Though there are plenty of retail units waiting to be filled, right now Al Muneera relies on its neighbours for shops and restaurants. Spinneys and a clutch of restaurants are already up and running in Al Bandar, and a branch of Waitrose is built and awaiting imminent opening in Al Zeina.

Construction is ongoing at Al Zeina, but during our visit, there was no evidence of noise disturbance. Even though it is yet to be fully occupied by both businesses and residents, Al Muneera already feels like a complete, established community that offers an exciting glimpse of a new way of living.

Rihan Heights, Zayed Sports City

These five towers that sit among the football pitches and tennis courts of Zayed Sports City may seem an incongruous location for new luxury residences. Then again, this is a prime on-island location (with direct access to Khaleej Al Arabi and Airport Road) that doesn't have to negotiate downtown traffic issues. The traffic from the two main roads is inaudible and the residences are set far back enough to give a significant sense of space and seclusion.

It's also its sporty environment that gives Rihan Heights its USP. This is the first phase of what will be known as Arzanah, a 1.4 million square-metre development billed as the capital's new "active urban landscape", comprising residential, sports and leisure facilities, offices, shops and restaurants. A new branch of Spinneys is due to open there this month.

The emphasis on sport and leisure runs right through this development. The huge moat-like swimming pool that wraps around the perimeter of the residences includes a 50-metre lap pool. Next to a tennis centre is a clubhouse with a huge gym and fitness suite, and, of course, fields for football, rugby and other sports are all with walking distance. If you live in one of the 14 luxury villas, you can even watch a game without leaving home.

While some of the existing stadia and facilities here look more than a little dated, once you're inside Rihan Heights, it's clear this is an inarguably high-end development. Even the dazzling double-height atriums, with their contemporary lighting sculptures, indicate that quality is to be expected here.

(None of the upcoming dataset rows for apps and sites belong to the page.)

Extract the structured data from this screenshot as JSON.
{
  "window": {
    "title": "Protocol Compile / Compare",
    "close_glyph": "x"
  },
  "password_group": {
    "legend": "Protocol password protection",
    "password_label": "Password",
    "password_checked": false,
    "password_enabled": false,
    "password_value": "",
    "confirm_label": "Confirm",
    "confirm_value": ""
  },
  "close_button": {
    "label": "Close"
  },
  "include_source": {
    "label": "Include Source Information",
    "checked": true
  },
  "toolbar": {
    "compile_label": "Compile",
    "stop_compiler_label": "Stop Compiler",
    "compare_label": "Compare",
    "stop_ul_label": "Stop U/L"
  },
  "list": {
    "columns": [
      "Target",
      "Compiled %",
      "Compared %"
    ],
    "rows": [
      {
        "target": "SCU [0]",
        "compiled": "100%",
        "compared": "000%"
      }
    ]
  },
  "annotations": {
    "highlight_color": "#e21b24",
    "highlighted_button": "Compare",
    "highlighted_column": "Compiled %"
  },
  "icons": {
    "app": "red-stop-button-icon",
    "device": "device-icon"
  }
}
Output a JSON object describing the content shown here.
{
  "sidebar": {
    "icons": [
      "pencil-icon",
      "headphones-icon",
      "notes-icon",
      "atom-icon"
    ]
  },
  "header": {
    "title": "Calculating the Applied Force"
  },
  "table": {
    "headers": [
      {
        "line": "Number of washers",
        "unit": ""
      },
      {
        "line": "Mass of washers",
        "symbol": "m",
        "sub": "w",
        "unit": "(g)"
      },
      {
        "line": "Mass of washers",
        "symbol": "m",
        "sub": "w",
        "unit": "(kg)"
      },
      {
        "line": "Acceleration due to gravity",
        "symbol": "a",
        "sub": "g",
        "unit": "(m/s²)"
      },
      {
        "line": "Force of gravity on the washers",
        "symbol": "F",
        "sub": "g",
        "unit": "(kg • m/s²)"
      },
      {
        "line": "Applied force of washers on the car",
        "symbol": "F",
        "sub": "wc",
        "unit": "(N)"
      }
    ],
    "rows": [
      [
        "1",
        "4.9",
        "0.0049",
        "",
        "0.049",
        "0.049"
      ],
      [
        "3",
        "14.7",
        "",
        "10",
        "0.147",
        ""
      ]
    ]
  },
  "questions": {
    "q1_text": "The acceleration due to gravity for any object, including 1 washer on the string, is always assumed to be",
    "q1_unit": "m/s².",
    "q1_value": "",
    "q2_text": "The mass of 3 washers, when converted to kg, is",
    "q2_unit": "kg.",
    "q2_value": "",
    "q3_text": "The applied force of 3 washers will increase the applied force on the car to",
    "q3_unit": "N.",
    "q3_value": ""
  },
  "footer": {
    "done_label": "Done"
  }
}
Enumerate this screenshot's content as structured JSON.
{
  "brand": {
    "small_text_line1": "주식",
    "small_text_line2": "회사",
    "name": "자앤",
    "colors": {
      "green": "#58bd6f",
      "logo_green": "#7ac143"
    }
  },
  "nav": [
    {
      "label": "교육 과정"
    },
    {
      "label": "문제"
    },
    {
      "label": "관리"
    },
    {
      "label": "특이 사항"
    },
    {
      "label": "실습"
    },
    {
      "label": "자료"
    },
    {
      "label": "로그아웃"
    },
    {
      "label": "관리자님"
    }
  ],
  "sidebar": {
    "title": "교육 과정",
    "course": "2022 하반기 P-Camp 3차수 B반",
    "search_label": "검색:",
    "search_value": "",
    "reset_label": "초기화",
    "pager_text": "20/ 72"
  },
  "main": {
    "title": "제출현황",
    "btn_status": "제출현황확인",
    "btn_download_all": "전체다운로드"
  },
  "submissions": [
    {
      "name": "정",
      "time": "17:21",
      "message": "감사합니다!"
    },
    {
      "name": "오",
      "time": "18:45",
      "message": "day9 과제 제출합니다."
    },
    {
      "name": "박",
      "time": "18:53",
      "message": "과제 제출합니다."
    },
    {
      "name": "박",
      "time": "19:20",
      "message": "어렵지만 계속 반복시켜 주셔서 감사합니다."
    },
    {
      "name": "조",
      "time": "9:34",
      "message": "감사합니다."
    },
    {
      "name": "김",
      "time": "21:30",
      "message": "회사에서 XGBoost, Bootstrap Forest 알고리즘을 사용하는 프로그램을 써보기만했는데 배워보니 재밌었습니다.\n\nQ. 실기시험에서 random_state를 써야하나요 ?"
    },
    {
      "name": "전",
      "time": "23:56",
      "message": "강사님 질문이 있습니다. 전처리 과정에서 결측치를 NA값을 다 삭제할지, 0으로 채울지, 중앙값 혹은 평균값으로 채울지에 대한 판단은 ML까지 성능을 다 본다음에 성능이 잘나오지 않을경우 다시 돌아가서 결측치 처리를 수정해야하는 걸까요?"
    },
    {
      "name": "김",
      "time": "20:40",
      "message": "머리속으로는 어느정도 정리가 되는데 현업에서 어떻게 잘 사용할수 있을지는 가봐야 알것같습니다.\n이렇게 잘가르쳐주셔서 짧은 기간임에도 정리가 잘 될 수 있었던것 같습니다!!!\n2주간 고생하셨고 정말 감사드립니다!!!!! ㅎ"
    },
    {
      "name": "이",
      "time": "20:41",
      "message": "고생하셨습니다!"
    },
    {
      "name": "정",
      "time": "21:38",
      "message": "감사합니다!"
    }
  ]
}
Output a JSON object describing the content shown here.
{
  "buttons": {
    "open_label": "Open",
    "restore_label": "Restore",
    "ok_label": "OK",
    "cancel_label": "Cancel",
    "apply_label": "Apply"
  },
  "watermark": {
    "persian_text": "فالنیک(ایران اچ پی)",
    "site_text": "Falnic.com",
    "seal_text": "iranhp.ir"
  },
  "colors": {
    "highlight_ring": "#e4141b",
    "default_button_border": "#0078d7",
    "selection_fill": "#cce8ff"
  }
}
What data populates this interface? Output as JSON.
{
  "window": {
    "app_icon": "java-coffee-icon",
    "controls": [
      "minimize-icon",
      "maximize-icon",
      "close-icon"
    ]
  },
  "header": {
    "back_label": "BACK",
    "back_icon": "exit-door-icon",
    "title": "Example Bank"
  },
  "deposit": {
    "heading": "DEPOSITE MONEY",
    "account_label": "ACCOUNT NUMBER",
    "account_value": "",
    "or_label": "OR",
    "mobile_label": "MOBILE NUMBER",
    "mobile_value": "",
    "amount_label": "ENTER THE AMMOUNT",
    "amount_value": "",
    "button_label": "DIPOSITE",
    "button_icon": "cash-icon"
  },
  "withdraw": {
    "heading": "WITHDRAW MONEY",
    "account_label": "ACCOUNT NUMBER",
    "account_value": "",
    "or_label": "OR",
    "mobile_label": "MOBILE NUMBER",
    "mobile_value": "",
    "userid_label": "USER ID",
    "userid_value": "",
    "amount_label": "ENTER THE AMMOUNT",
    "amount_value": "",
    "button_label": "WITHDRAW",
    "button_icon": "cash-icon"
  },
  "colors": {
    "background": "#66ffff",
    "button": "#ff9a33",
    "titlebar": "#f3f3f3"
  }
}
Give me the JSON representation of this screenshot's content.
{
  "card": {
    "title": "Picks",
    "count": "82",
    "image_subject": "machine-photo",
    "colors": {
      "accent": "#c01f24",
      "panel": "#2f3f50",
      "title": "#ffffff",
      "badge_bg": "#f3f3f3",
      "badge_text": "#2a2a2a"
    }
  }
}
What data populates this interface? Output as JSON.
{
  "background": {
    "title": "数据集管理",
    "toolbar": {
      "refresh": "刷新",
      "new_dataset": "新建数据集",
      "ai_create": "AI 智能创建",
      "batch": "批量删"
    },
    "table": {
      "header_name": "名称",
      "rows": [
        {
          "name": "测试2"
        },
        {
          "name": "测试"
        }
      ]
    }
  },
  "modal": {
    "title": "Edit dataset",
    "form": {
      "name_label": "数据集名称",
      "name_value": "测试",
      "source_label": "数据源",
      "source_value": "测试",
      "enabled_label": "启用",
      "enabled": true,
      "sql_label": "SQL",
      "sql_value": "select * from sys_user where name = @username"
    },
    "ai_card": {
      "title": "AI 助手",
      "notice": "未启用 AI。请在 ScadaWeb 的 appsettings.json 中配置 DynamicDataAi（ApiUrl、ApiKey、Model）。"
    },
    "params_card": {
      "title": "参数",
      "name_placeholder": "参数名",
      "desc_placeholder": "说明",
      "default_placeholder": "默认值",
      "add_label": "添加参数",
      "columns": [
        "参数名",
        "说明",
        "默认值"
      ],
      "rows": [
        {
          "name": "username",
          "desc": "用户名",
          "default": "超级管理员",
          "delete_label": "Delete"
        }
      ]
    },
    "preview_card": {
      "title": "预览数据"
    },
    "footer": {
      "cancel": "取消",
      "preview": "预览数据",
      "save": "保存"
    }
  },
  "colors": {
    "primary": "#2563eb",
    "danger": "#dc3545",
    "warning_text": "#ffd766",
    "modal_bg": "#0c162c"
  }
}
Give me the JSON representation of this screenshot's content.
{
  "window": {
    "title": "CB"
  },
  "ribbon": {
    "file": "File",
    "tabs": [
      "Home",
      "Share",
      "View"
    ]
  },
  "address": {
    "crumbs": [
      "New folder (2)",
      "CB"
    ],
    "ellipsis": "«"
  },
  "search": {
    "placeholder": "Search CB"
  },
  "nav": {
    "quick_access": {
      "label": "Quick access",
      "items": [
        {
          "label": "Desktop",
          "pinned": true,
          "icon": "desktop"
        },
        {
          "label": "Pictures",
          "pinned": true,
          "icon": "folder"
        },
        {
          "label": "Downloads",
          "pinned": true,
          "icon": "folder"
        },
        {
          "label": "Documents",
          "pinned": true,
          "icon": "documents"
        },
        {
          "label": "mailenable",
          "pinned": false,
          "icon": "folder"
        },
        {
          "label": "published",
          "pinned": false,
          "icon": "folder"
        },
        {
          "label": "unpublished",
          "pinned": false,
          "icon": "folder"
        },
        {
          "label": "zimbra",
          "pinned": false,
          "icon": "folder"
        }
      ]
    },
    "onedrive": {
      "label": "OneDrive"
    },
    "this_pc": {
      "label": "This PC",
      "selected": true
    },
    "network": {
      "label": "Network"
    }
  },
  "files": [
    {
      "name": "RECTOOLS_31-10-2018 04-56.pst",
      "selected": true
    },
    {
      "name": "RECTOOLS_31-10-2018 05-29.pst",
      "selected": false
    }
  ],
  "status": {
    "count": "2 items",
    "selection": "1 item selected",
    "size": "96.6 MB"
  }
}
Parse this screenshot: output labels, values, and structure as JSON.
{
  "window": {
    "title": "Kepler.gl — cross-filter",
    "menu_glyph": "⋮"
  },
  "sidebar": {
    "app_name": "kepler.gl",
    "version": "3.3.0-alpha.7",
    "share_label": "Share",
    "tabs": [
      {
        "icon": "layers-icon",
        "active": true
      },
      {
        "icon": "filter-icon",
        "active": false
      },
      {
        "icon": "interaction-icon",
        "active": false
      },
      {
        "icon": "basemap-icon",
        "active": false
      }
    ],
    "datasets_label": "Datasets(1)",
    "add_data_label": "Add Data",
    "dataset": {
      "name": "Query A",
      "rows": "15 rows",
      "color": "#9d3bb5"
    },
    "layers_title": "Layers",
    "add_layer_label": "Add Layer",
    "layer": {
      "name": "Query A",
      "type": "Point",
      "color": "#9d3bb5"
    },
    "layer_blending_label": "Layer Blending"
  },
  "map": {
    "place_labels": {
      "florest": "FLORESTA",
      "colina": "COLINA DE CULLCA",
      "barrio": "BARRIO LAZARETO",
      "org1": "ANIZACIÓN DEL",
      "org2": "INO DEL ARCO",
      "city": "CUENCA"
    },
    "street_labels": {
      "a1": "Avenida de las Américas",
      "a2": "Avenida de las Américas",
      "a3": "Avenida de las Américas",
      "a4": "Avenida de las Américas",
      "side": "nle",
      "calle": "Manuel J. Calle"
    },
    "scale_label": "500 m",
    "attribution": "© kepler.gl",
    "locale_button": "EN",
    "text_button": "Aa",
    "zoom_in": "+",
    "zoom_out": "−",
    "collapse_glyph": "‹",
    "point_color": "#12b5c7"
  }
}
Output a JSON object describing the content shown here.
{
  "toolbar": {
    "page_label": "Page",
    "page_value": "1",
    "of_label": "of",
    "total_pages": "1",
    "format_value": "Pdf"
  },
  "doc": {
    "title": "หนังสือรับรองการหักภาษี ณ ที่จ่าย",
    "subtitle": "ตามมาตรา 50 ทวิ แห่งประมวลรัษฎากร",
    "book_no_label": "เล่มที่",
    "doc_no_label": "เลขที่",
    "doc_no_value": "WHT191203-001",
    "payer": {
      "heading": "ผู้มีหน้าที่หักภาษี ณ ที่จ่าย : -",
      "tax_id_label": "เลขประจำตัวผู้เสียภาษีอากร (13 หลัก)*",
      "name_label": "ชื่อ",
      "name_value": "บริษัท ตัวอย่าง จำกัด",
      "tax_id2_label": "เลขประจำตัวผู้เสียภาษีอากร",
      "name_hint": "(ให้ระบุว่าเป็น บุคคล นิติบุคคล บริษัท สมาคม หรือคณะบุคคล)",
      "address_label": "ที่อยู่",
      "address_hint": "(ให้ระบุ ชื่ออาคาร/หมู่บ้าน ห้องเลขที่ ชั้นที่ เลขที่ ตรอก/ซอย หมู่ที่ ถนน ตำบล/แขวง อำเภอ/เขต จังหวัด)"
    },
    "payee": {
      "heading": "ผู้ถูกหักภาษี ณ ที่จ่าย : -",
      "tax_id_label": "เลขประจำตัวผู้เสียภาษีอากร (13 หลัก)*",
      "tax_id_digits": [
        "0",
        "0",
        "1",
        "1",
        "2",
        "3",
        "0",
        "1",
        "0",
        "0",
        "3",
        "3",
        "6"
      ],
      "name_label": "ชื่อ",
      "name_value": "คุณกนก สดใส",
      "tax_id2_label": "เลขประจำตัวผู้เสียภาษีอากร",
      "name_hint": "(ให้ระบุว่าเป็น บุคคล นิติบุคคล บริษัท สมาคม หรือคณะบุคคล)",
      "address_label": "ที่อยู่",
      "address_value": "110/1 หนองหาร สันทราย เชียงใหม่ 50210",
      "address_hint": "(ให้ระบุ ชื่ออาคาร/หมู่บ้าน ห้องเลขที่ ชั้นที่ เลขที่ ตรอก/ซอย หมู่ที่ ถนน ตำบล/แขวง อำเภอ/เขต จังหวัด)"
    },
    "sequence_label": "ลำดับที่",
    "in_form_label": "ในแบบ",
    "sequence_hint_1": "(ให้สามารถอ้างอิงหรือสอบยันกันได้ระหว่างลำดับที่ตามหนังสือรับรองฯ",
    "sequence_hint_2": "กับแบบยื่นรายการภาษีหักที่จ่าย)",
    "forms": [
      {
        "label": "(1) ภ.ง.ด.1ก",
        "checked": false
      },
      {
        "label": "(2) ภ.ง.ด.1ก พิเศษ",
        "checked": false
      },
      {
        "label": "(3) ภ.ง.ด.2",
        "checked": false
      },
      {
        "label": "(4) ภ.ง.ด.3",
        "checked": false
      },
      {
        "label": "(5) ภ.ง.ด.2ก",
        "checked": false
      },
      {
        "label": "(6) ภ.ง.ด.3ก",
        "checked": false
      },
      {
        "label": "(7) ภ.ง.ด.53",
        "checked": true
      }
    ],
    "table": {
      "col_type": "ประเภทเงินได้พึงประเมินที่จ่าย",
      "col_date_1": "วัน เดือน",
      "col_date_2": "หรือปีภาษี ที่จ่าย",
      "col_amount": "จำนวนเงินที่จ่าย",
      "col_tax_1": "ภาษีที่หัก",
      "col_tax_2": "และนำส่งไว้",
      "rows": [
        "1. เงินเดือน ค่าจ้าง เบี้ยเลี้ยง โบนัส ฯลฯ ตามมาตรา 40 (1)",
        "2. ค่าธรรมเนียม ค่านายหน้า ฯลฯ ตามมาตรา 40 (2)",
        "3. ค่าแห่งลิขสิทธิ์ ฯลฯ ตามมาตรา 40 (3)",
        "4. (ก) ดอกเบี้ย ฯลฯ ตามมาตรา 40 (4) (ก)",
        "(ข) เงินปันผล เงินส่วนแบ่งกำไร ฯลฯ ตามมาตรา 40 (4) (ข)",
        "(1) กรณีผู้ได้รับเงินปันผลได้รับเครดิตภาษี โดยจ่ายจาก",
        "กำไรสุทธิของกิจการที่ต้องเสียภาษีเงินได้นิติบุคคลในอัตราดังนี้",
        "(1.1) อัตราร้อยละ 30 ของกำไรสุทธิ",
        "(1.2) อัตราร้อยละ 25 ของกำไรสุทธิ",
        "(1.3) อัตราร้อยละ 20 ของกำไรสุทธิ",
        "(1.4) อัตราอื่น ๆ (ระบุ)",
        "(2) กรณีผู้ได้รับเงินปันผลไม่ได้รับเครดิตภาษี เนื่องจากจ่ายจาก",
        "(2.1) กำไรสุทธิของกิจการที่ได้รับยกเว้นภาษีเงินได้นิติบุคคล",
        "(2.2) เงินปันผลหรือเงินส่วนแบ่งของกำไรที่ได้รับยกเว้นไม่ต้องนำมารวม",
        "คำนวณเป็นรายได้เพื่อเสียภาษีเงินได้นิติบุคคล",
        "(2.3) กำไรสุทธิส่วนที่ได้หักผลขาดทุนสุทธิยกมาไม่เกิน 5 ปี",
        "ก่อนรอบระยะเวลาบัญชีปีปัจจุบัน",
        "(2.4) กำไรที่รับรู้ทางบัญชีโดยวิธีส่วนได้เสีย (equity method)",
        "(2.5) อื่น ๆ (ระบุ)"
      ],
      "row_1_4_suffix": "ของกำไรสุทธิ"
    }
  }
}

The 854 apartments inside the towers comprise a mix of one to three beds. The emphasis here is on superior finishing and these units have it down to a tee. There's a solid quality here that can sometimes be lacking in tower block developments, with good ceiling heights and a generous, well-used floor space. You don't lose in the lounge what you gain in the size of the bedroom, for instance.

In the two bedroom units, engineered mahogany floors come as standard. The family-sized bathrooms have floor-to-ceiling marble tiling, dark granite tiled floors and high-end sanitaryware by Hansgrohe. The three-bedroom apartments, which start at Dh175,000, accommodate a sizeable, family friendly lounge you'd expect to see in a villa. All the apartments have integrated kitchens and floor-to-ceiling windows, although the views can vary: from the western mangroves and the Grand Mosque, to a vast sandy pit awaiting inevitable construction. Overall, though, this is a major new asset to the capital's housing stock.